In my opinion, USAT must require SafeSport to seriously address adult age group behavior as a condition of adding SafeSport compliance to the annual membership application.
Our Federation, currently led, configured and capitalized, has the muscle, style and sophistication to lead on this – to require of SafeSport the educational component that makes this transition smooth.
I’ve written all of this, almost word for word, 8 years ago, just, substitute USADA for SafeSport. We have a second bite at this apple. I believe USAT is already engaged in what I’m recommending. An allegation of a violation can be made to “the U.S. Center for SafeSport or the USA Triathlon SafeSport Coordinator,” according to USAT’s SafeSport Policy Handbook, and the very fact that USAT will deploy such a person is good. Perhaps a buffer between USAT and SafeSport might contextualize violations through a viewport SafeSport doesn’t have.
Finally, I highly recommend SafeSport’s training. It’s professional, interesting, compelling, comprehensive, urgent. It’s free. Set up a SafeSport account. The one observation about the training, beyond what I discuss above, is that I found it white-centric. I go to a lot of high school track & field meets, which in California are very multi-cultural. I went to a large meet over the weekend and considered what I saw through the prism of the SafeSport training I just took. I wonder whether all cultures and ethnicities find the curriculum relatable. But I don't know, and I defer to the judgments of others on this. If you take the training you can decide for yourself.
SafeSport is due to release a Code update on the 15th of this month; I have no information on the changes from the current Code to the next.
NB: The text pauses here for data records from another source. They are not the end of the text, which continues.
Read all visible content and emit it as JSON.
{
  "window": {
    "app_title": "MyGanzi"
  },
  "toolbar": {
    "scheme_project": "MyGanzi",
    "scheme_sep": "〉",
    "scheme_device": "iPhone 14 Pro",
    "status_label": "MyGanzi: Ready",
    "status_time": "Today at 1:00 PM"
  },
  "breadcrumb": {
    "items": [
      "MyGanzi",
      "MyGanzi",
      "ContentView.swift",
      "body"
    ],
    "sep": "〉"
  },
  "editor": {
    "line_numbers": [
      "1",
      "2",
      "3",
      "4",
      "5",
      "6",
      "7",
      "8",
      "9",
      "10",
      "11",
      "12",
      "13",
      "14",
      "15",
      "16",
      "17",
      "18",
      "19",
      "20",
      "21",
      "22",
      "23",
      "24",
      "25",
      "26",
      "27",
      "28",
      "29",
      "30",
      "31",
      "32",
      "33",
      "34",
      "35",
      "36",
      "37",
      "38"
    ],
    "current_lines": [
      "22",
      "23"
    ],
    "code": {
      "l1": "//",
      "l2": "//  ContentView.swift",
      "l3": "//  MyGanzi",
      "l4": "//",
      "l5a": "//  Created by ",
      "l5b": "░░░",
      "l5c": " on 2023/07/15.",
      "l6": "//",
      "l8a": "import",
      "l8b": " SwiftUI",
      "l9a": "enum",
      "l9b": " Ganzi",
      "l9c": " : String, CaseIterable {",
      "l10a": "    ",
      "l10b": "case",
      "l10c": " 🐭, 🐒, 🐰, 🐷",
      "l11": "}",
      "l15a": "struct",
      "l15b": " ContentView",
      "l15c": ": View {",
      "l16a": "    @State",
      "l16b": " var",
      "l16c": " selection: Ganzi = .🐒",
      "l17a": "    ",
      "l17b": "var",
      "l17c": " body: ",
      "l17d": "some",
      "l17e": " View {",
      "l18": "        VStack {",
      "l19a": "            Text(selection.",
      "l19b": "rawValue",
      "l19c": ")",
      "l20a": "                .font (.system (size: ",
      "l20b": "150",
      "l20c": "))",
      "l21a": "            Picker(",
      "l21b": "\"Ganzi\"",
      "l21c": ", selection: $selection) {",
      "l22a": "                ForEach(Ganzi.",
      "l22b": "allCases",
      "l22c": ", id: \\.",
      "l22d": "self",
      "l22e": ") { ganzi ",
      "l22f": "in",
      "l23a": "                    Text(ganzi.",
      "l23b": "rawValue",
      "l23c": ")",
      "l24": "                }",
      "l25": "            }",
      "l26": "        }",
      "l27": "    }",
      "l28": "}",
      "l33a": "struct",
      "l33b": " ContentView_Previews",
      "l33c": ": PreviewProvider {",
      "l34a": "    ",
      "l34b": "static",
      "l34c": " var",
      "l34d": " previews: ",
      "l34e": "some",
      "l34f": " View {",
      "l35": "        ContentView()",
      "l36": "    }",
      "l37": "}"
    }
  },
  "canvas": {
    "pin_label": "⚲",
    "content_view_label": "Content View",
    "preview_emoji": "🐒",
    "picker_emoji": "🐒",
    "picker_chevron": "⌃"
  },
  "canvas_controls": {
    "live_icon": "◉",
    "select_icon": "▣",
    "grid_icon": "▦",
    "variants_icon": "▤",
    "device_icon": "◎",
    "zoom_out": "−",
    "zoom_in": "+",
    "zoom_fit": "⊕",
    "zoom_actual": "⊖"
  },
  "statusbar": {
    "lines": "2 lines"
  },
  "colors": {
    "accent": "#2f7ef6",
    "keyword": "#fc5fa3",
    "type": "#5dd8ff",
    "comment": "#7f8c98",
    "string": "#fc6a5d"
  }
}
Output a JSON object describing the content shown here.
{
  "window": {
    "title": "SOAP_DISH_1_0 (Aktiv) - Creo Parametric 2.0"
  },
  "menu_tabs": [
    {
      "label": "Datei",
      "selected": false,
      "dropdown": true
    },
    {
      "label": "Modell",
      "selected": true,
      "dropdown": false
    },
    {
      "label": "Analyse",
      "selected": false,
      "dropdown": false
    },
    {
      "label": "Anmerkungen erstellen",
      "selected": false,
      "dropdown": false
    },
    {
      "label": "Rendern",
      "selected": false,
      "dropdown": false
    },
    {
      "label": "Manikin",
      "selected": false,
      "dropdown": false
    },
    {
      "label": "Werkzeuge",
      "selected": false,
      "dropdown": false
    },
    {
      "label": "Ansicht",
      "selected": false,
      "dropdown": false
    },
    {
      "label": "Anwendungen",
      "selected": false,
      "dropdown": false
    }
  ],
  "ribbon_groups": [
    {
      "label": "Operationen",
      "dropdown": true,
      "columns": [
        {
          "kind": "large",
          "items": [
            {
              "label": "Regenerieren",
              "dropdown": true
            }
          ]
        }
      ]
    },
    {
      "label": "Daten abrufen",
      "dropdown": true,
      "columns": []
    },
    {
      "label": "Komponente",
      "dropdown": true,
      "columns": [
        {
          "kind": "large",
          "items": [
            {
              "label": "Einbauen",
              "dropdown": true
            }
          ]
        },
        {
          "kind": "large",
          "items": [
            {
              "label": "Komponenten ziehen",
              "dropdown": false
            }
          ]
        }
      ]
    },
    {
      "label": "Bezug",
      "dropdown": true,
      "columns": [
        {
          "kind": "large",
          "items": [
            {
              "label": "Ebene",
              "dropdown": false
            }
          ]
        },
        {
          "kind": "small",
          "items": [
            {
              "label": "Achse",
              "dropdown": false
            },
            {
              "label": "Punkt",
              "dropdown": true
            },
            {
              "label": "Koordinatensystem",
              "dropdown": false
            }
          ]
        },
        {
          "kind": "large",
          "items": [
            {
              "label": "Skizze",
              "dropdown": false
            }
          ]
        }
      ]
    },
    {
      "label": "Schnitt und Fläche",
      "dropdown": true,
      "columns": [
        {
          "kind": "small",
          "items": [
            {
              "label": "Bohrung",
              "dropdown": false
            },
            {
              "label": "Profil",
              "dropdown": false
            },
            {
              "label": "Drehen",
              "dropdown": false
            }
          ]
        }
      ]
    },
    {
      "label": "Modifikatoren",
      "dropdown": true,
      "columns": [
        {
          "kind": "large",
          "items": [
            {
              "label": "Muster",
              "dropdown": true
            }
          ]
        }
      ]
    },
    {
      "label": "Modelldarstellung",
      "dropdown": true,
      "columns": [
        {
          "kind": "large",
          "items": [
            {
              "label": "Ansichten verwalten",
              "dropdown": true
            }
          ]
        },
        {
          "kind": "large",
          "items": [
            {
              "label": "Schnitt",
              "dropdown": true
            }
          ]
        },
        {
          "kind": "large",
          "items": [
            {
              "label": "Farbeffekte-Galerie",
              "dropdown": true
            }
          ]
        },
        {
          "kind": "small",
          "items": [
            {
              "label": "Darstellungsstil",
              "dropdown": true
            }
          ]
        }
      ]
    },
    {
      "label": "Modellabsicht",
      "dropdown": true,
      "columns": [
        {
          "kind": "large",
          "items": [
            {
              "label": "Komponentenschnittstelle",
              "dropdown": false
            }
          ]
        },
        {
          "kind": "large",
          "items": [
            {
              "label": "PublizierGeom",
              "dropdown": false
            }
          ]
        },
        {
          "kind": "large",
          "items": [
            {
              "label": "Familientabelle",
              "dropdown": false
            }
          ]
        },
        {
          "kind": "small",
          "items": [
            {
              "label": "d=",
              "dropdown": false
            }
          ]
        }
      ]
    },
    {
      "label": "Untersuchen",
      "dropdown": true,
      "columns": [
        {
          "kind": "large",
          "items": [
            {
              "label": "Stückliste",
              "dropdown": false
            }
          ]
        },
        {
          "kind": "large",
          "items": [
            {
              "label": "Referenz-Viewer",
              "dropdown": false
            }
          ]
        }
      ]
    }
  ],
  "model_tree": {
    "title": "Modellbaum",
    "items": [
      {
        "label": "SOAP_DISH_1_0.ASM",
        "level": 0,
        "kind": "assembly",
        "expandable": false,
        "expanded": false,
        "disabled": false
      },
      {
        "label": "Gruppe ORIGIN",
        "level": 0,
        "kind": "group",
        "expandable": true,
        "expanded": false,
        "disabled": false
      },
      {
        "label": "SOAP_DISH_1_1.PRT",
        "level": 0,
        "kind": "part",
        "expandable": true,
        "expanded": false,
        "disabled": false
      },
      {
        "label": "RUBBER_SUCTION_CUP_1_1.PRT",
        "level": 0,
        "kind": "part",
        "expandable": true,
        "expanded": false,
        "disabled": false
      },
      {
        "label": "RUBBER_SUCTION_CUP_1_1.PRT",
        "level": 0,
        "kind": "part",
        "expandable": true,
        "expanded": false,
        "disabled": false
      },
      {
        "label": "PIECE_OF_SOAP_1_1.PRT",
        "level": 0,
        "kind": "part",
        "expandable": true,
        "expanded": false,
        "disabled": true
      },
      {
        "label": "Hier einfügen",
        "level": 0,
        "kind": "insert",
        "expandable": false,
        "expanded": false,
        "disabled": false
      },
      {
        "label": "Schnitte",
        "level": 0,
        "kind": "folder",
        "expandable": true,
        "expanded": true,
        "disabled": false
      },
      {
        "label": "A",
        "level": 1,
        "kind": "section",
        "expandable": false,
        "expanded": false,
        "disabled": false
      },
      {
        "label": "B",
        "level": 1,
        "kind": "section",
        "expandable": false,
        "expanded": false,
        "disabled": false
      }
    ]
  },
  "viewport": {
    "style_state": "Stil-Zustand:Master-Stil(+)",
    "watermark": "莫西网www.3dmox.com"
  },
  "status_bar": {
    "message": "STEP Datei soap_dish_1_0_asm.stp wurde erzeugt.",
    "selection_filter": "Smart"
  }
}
I also note that several NGBs have notices on their websites announcing imminent changes to their guidance. Hopefully, what I’ve written here is or soon will be obsolete.